Feeds

iPhone SDK won't be here in February after all

Luckily you never needed it anyway

Choosing a cloud hosting partner with confidence

The venerable S. Jobs said it would be out in February, having declared it unnecessary - now it seems the Software Developer Kit will be even later to the party. Business Week - who were right about the SDK itself last time - report a delay of another couple of weeks, though rumours suggest an alpha-test version might be launched so that Apple can deny the slippage.

When the iPhone was launched Jobs made great play of the fact that native applications weren't needed - everything could be done within the browser. But users want applications which are integrated with the rest of the phone's functions, and don't need to be downloaded every time the users wants them.

Currently only web-based applications are officially sanctioned on the iPhone and iPod Touch, and while many users have unlocked their devices to run applications developed using an SDK hacked-together by fans, that's not a sustainable model. No one is paying for those applications, which are being developed for fun and to prove it possible.

Various games companies already have access to some form of official SDK, and have been developing titles that are expected to be launched alongside the SDK. Even IBM has been working with Apple, to create a Lotus Notes client for its handset which should also be finished in time for the SDK launch.

It has been suggested that access to the official SDK could be limited to Apple partners, but that would risk alienating the highly-active iPhone developer community which has already sprung up despite the lack of official route to market - a community Apple would prefer to see refocusing their efforts using the official tools. Many companies are developing (and in some cases demonstrating) applications they would like to launch as soon as an official mechanism for doing so exists.

While the security model on the iPhone has been improved with various firmware updates, it seems likely that native applications will have little granulation in their security model - it's set to be an all-or-nothing approach. This gives Apple an excuse for demanding iTunes as the exclusive route to market, with every application signed by them and maintaining their relationship with the customers, while bypassing the network operator yet again. ®

Providing a secure and efficient Helpdesk

More from The Register

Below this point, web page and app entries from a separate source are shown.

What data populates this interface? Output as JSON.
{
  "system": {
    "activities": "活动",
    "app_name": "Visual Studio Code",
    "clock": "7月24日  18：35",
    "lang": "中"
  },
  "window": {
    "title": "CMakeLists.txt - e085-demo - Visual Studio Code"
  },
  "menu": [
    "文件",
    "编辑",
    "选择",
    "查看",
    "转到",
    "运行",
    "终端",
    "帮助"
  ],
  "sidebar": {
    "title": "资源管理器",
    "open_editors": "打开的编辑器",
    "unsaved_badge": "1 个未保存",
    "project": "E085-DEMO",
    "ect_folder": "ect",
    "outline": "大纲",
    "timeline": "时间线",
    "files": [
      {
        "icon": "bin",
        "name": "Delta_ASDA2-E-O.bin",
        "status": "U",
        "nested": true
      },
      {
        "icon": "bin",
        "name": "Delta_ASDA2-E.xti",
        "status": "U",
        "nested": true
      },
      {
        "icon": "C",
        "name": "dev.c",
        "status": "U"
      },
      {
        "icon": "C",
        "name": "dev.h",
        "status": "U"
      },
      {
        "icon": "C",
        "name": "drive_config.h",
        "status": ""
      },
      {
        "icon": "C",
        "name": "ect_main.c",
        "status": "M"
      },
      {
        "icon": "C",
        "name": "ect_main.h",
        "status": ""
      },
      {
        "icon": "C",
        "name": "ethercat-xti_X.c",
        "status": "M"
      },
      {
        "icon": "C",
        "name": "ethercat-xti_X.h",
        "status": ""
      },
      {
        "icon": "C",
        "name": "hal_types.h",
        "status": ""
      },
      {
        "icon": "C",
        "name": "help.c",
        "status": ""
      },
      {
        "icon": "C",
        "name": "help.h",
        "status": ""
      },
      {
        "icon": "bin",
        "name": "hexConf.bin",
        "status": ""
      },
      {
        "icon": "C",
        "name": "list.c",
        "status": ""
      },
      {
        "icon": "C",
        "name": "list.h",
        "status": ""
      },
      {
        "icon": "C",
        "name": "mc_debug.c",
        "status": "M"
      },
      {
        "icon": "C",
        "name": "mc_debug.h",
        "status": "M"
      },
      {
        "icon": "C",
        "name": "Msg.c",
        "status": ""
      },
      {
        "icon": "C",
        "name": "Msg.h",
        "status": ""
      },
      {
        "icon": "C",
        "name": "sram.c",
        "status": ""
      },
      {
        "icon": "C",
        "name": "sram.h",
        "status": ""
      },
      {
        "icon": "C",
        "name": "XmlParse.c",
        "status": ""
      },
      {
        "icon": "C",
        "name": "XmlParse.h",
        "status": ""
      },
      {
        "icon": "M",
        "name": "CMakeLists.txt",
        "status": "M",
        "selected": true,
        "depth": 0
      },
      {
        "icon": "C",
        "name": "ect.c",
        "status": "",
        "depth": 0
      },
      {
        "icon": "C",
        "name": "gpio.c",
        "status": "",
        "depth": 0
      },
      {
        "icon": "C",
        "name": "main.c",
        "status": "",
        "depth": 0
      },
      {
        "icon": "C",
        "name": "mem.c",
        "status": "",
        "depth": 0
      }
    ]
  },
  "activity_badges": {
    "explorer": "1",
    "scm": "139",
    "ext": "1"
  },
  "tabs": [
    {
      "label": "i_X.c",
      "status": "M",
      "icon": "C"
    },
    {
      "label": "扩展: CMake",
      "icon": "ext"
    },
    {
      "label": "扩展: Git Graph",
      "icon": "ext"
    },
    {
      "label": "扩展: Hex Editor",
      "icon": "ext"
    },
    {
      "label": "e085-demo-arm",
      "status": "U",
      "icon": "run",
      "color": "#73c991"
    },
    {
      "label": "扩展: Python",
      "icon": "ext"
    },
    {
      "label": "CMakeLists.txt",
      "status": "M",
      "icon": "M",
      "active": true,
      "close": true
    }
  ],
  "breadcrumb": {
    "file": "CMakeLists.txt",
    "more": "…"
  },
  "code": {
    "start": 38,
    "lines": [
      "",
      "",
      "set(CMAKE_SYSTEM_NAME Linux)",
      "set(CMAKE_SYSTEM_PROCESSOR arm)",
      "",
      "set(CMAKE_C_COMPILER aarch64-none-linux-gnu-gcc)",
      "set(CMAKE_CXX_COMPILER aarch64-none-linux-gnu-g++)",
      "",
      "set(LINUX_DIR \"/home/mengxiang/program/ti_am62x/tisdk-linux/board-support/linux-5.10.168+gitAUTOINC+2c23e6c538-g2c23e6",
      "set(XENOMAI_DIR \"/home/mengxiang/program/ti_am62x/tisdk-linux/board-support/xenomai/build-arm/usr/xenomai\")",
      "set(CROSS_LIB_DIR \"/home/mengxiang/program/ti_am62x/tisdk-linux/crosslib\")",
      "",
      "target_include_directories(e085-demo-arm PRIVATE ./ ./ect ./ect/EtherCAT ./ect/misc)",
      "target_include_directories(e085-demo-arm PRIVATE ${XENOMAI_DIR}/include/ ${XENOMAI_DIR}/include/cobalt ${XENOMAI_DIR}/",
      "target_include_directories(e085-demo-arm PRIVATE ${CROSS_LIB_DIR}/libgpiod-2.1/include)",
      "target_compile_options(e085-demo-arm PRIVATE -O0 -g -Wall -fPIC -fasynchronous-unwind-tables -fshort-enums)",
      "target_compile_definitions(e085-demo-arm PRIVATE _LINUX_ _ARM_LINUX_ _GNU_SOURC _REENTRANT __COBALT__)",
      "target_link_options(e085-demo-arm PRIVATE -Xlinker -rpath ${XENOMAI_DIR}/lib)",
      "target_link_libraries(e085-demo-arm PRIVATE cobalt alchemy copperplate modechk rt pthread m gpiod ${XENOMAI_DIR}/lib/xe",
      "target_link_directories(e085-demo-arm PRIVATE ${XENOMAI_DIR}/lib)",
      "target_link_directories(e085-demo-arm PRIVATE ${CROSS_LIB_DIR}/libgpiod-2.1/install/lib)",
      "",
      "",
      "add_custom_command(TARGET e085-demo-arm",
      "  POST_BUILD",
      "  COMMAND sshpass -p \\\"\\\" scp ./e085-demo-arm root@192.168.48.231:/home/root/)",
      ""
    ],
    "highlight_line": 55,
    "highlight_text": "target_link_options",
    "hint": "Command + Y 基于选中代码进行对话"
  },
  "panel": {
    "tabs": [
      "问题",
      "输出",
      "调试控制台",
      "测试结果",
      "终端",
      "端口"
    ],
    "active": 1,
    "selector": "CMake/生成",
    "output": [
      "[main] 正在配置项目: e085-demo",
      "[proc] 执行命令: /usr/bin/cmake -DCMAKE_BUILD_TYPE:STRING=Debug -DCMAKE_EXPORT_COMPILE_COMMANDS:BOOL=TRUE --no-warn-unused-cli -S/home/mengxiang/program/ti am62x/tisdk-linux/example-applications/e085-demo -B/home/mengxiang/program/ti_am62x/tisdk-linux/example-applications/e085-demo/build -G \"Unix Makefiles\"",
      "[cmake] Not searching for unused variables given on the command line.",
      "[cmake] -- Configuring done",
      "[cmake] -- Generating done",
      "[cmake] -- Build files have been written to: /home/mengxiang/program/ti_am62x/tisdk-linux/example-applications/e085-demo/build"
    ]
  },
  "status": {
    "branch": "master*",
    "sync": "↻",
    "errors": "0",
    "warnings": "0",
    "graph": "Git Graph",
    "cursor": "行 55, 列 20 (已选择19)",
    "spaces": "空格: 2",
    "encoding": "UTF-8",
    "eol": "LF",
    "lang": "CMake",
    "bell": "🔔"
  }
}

next story
Sea-Me-We 5 construction starts
New sub cable to go live 2016
Vodafone to buy 140 Phones 4u stores from stricken retailer
887 jobs 'preserved' in the process, says administrator PwC
BT claims almost-gigabit connections over COPPER WIRE
Just need to bring the fibre box within 19m ...
EE coughs to BROKEN data usage metrics BLUNDER that short-changes customers
Carrier apologises for 'inflated' measurements cockup
Comcast: Help, help, FCC. Netflix and pals are EXTORTIONISTS
The others guys are being mean so therefore ... monopoly all good, yeah?
Surprise: if you work from home you need the Internet
Buffer-rage sends Aussies out to experience road rage
EE buys 58 Phones 4u stores for £2.5m after picking over carcass
Operator says it will safeguard 359 jobs, plans lick of paint
prev story

Whitepapers

Providing a secure and efficient Helpdesk
A single remote control platform for user support is be key to providing an efficient helpdesk. Retain full control over the way in which screen and keystroke data is transmitted.
Intelligent flash storage arrays
Tegile Intelligent Storage Arrays with IntelliFlash helps IT boost storage utilization and effciency while delivering unmatched storage savings and performance.
Beginner's guide to SSL certificates
De-mystify the technology involved and give you the information you need to make the best decision when considering your online security options.
Security for virtualized datacentres
Legacy security solutions are inefficient due to the architectural differences between physical and virtual environments.
Secure remote control for conventional and virtual desktops
Balancing user privacy and privileged access, in accordance with compliance frameworks and legislation. Evaluating any potential remote control choice.